For the fourth time in about two weeks, a Republican state senator announced he would not seek reelection in 2020. This time, longtime state Sen. Joseph Robach said that he was retiring. He acknowledged that Democratic control of the chamber played a role in his decision, saying he was suffering from “divisive New York City politics.” Along with the four retirements, at least two other Republicans may not be able to seek reelection because they are running for other seats, while another was recently elected as a judge. This leaves Republicans in a tough spot in 2020 as they defend their incumbents and fight to retain these newly open seats.

NYC homeless program halted

New York City has agreed to temporarily pause its placement of homeless people in Newark, New Jersey, as part of a program that relocates shelter residents to other cities. The move comes after Newark sued the city over the squalid living conditions of program participants, and after hours of closed-door negotiations between officials from the two cities. In addition to the program’s suspension, the city announced a help line and crisis intervention services for program participants living in poor housing conditions outside New York City.

James loses Exxon Mobil case
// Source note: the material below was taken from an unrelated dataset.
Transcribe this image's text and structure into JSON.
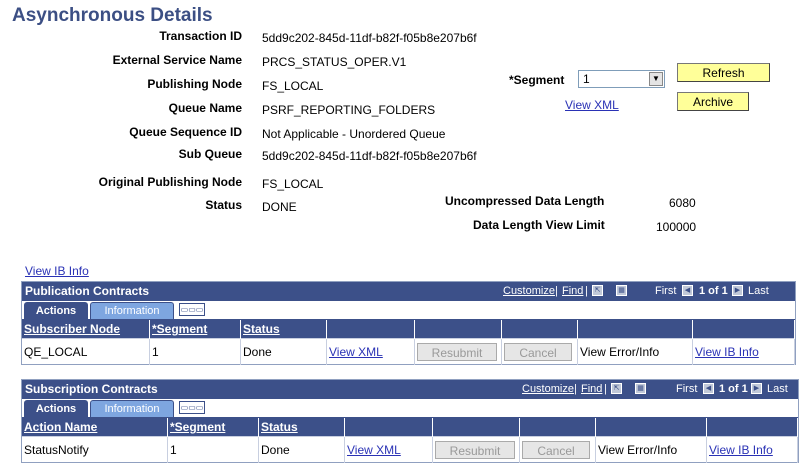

State Attorney General Letitia James lost a potentially landmark climate change fraud case against Exxon Mobil Corp. James had attempted to prove that Exxon Mobil lied to its shareholders about the costs of climate change and alleged that the company kept separate private records that disregarded those costs. However, the judge found that New York failed to prove its case and ruled in favor of the company. The state’s investigation began four years ago under then-state Attorney General Eric Schneiderman, with the charges announced last year by then-state Attorney General Barbara Underwood. The case was the first of its kind in the nation, and though New York’s loss is a setback for climate activists, a number of other states have similar pending lawsuits.

Rochester’s education problems

In the ongoing fiscal crisis in Rochester’s schools, credit rating company Moody’s downgraded the city’s debt rating because of “poor budgeting” in the school district. The decision by Moody’s comes just weeks after the U.S. Securities and Exchange Commission opened an investigation into the Rochester City School District. Hundreds of teachers in the city may also be let go due to the district’s financial woes.